Segment Start: EXCERPTED RECORDS

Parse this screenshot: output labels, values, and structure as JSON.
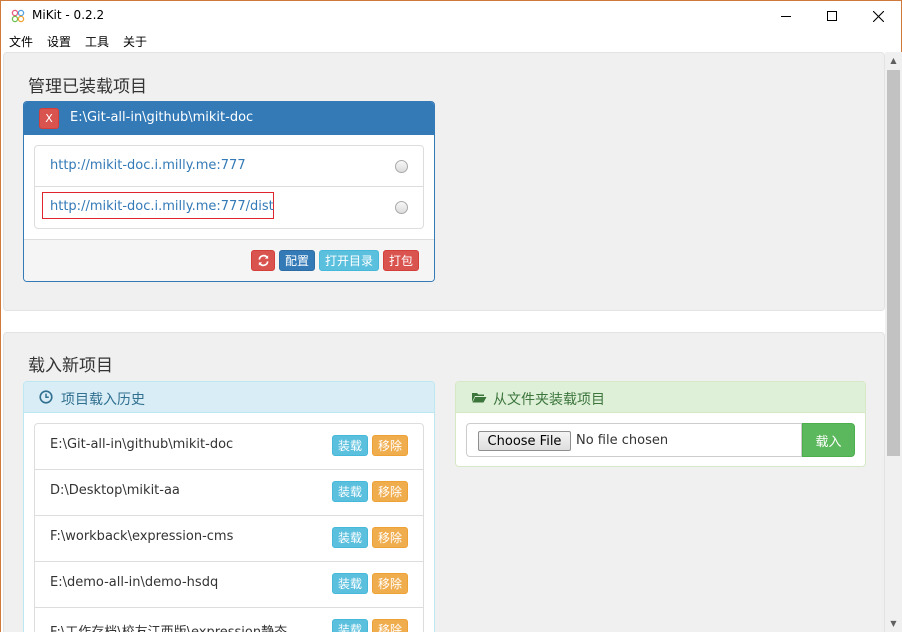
{
  "window": {
    "title": "MiKit - 0.2.2"
  },
  "menu": [
    "文件",
    "设置",
    "工具",
    "关于"
  ],
  "loaded_section": {
    "title": "管理已装载项目",
    "project_path": "E:\\Git-all-in\\github\\mikit-doc",
    "close_label": "X",
    "urls": [
      "http://mikit-doc.i.milly.me:777",
      "http://mikit-doc.i.milly.me:777/dist"
    ],
    "buttons": {
      "config": "配置",
      "open_dir": "打开目录",
      "package": "打包"
    }
  },
  "load_section": {
    "title": "载入新项目",
    "history_title": "项目载入历史",
    "history": [
      "E:\\Git-all-in\\github\\mikit-doc",
      "D:\\Desktop\\mikit-aa",
      "F:\\workback\\expression-cms",
      "E:\\demo-all-in\\demo-hsdq",
      "F:\\工作存档\\校友江西版\\expression静态"
    ],
    "load_label": "装载",
    "remove_label": "移除",
    "folder_title": "从文件夹装载项目",
    "choose_file_label": "Choose File",
    "no_file_text": "No file chosen",
    "import_label": "载入"
  },
  "colors": {
    "primary": "#337ab7",
    "danger": "#d9534f",
    "info": "#5bc0de",
    "warning": "#f0ad4e",
    "success": "#5cb85c"
  }
}
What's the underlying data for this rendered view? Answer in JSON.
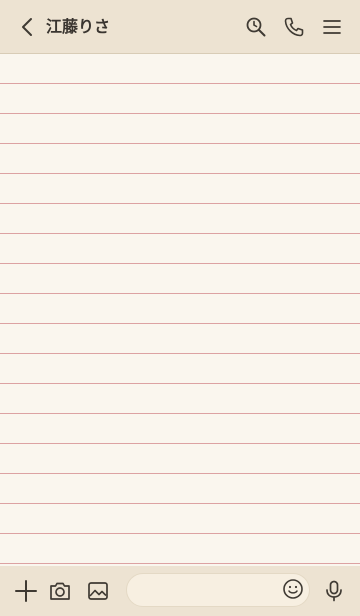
{
  "colors": {
    "header_bg": "#ede3d2",
    "chat_bg": "#faf6ee",
    "rule_line": "#dca2a2",
    "footer_bg": "#ede3d2",
    "input_bg": "#f7efe1",
    "icon": "#3f3a33",
    "title_text": "#3a3530"
  },
  "header": {
    "title": "江藤りさ",
    "back_icon": "chevron-left-icon",
    "search_icon": "search-clock-icon",
    "call_icon": "phone-icon",
    "menu_icon": "hamburger-menu-icon"
  },
  "footer": {
    "add_icon": "plus-icon",
    "camera_icon": "camera-icon",
    "image_icon": "image-icon",
    "message_placeholder": "",
    "emoji_icon": "emoji-icon",
    "mic_icon": "microphone-icon"
  }
}
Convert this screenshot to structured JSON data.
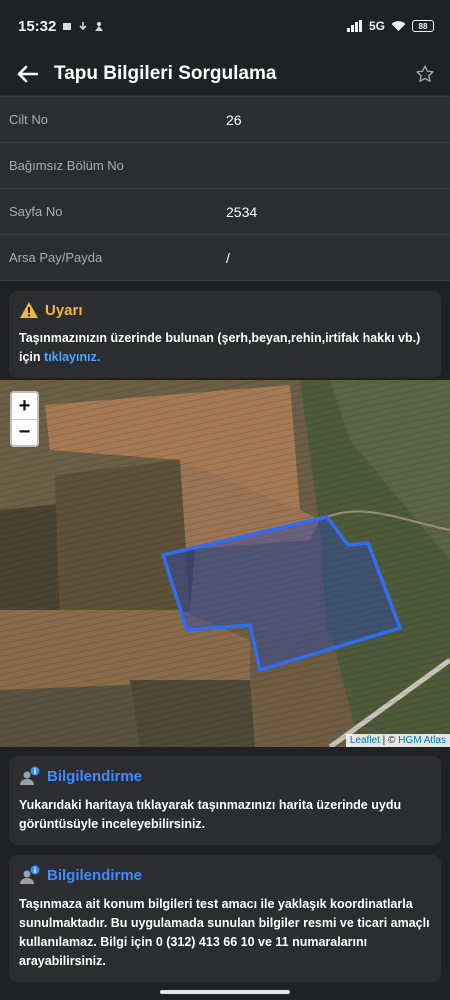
{
  "status": {
    "time": "15:32",
    "network": "5G",
    "battery": "88"
  },
  "appbar": {
    "title": "Tapu Bilgileri Sorgulama",
    "back_icon": "arrow-left-icon",
    "favorite_icon": "star-outline-icon"
  },
  "rows": [
    {
      "label": "Cilt No",
      "value": "26"
    },
    {
      "label": "Bağımsız Bölüm No",
      "value": ""
    },
    {
      "label": "Sayfa No",
      "value": "2534"
    },
    {
      "label": "Arsa Pay/Payda",
      "value": "/"
    }
  ],
  "warning": {
    "title": "Uyarı",
    "text": "Taşınmazınızın üzerinde bulunan (şerh,beyan,rehin,irtifak hakkı vb.) için",
    "link": "tıklayınız.",
    "color": "#f1b73a"
  },
  "map": {
    "zoom_in": "+",
    "zoom_out": "−",
    "attribution_leaflet": "Leaflet",
    "attribution_sep": " | © ",
    "attribution_source": "HGM Atlas",
    "parcel_color": "#2f6df2"
  },
  "info1": {
    "title": "Bilgilendirme",
    "text": "Yukarıdaki haritaya tıklayarak taşınmazınızı harita üzerinde uydu görüntüsüyle inceleyebilirsiniz."
  },
  "info2": {
    "title": "Bilgilendirme",
    "text": "Taşınmaza ait konum bilgileri test amacı ile yaklaşık koordinatlarla sunulmaktadır. Bu uygulamada sunulan bilgiler resmi ve ticari amaçlı kullanılamaz. Bilgi için 0 (312) 413 66 10 ve 11 numaralarını arayabilirsiniz."
  }
}
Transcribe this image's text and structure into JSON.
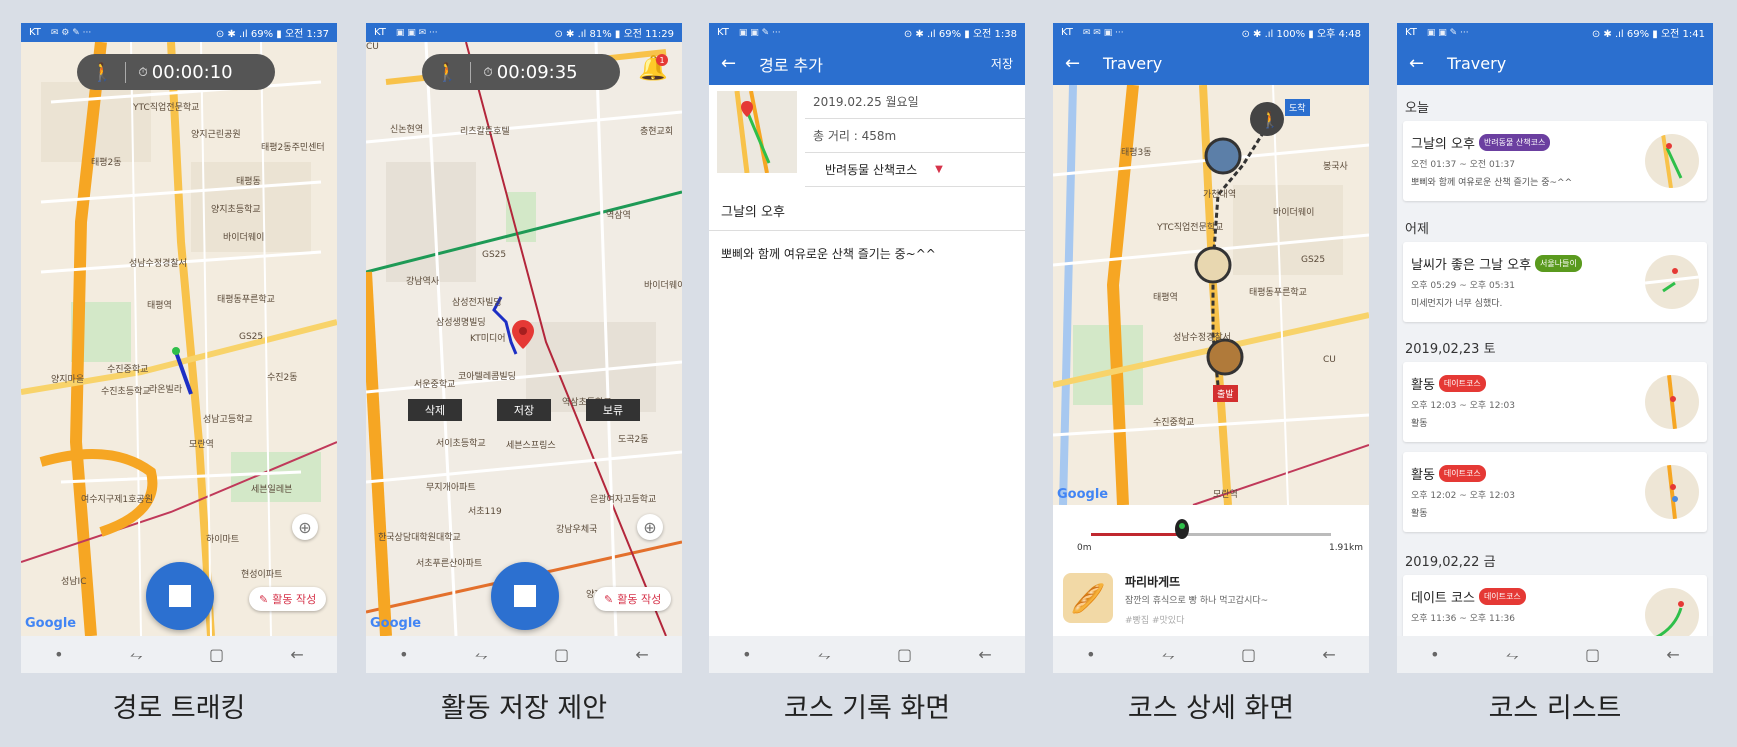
{
  "status_bars": [
    {
      "carrier": "KT",
      "icons": "✉ ⚙ ✎ ···",
      "right": "⊙ ✱ .ıl 69% ▮ 오전 1:37"
    },
    {
      "carrier": "KT",
      "icons": "▣ ▣ ✉ ···",
      "right": "⊙ ✱ .ıl 81% ▮ 오전 11:29"
    },
    {
      "carrier": "KT",
      "icons": "▣ ▣ ✎ ···",
      "right": "⊙ ✱ .ıl 69% ▮ 오전 1:38"
    },
    {
      "carrier": "KT",
      "icons": "✉ ✉ ▣ ···",
      "right": "⊙ ✱ .ıl 100% ▮ 오후 4:48"
    },
    {
      "carrier": "KT",
      "icons": "▣ ▣ ✎ ···",
      "right": "⊙ ✱ .ıl 69% ▮ 오전 1:41"
    }
  ],
  "nav": {
    "dot": "•",
    "recent": "⥊",
    "home": "▢",
    "back": "←"
  },
  "screen1": {
    "timer": "00:00:10",
    "write_label": "활동 작성",
    "map_labels": [
      "YTC직업전문학교",
      "태평2동",
      "태평2동주민센터",
      "양지근린공원",
      "양지초등학교",
      "성남수정경찰서",
      "태평역",
      "태평동푸른학교",
      "수진중학교",
      "라온빌라",
      "수진초등학교",
      "성남고등학교",
      "모란역",
      "성남IC",
      "여수지구제1호공원",
      "현성이파트",
      "세븐일레븐",
      "하이마트",
      "태평동",
      "바이더웨이",
      "GS25",
      "양지마을",
      "수진2동"
    ],
    "google": "Google"
  },
  "screen2": {
    "timer": "00:09:35",
    "badge": "1",
    "buttons": [
      "삭제",
      "저장",
      "보류"
    ],
    "write_label": "활동 작성",
    "map_labels": [
      "신논현역",
      "리츠칼튼호텔",
      "충현교회",
      "강남역사",
      "역삼역",
      "삼성전자빌딩",
      "삼성생명빌딩",
      "KT미디어",
      "코아텔레콤빌딩",
      "서운중학교",
      "서이초등학교",
      "세븐스프링스",
      "역삼초등학교",
      "무지개아파트",
      "서초119",
      "한국상담대학원대학교",
      "서초푸른산아파트",
      "양재역",
      "도곡2동",
      "은광여자고등학교",
      "강남우체국",
      "CU",
      "GS25",
      "바이더웨이"
    ],
    "google": "Google"
  },
  "screen3": {
    "appbar_title": "경로 추가",
    "save_label": "저장",
    "date": "2019.02.25 월요일",
    "distance": "총 거리 : 458m",
    "course_type": "반려동물 산책코스",
    "title": "그날의 오후",
    "memo": "뽀삐와 함께 여유로운 산책 즐기는 중~^^"
  },
  "screen4": {
    "appbar_title": "Travery",
    "arrive_label": "도착",
    "start_label": "출발",
    "map_labels": [
      "가천대역",
      "태평3동",
      "YTC직업전문학교",
      "태평역",
      "성남수정경찰서",
      "수진중학교",
      "태평동푸른학교",
      "모란역",
      "GS25",
      "CU",
      "바이더웨이",
      "봉국사"
    ],
    "slider_min": "0m",
    "slider_max": "1.91km",
    "slider_position": 0.38,
    "place_name": "파리바게뜨",
    "place_desc": "잠깐의 휴식으로 빵 하나 먹고갑시다~",
    "place_tags": "#빵집 #맛있다",
    "google": "Google"
  },
  "screen5": {
    "appbar_title": "Travery",
    "sections": [
      {
        "label": "오늘",
        "cards": [
          {
            "title": "그날의 오후",
            "tag": "반려동물 산책코스",
            "tag_color": "#6b3fa0",
            "time": "오전 01:37 ~ 오전 01:37",
            "desc": "뽀삐와 함께 여유로운 산책 즐기는 중~^^"
          }
        ]
      },
      {
        "label": "어제",
        "cards": [
          {
            "title": "날씨가 좋은 그날 오후",
            "tag": "서울나들이",
            "tag_color": "#5a9a1e",
            "time": "오후 05:29 ~ 오후 05:31",
            "desc": "미세먼지가 너무 심했다."
          }
        ]
      },
      {
        "label": "2019,02,23 토",
        "cards": [
          {
            "title": "활동",
            "tag": "데이트코스",
            "tag_color": "#e53935",
            "time": "오후 12:03 ~ 오후 12:03",
            "desc": "활동"
          },
          {
            "title": "활동",
            "tag": "데이트코스",
            "tag_color": "#e53935",
            "time": "오후 12:02 ~ 오후 12:03",
            "desc": "활동"
          }
        ]
      },
      {
        "label": "2019,02,22 금",
        "cards": [
          {
            "title": "데이트 코스",
            "tag": "데이트코스",
            "tag_color": "#e53935",
            "time": "오후 11:36 ~ 오후 11:36",
            "desc": ""
          }
        ]
      }
    ]
  },
  "captions": [
    "경로 트래킹",
    "활동 저장 제안",
    "코스 기록 화면",
    "코스 상세 화면",
    "코스 리스트"
  ]
}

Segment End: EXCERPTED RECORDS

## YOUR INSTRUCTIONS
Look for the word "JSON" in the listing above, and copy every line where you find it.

## RESULT FOR THIS EXERCISE
Parse this screenshot: output labels, values, and structure as JSON.
What's the underlying data for this rendered view? Answer in JSON.
Convert this screenshot to structured JSON data.
Transcribe this image's text and structure into JSON.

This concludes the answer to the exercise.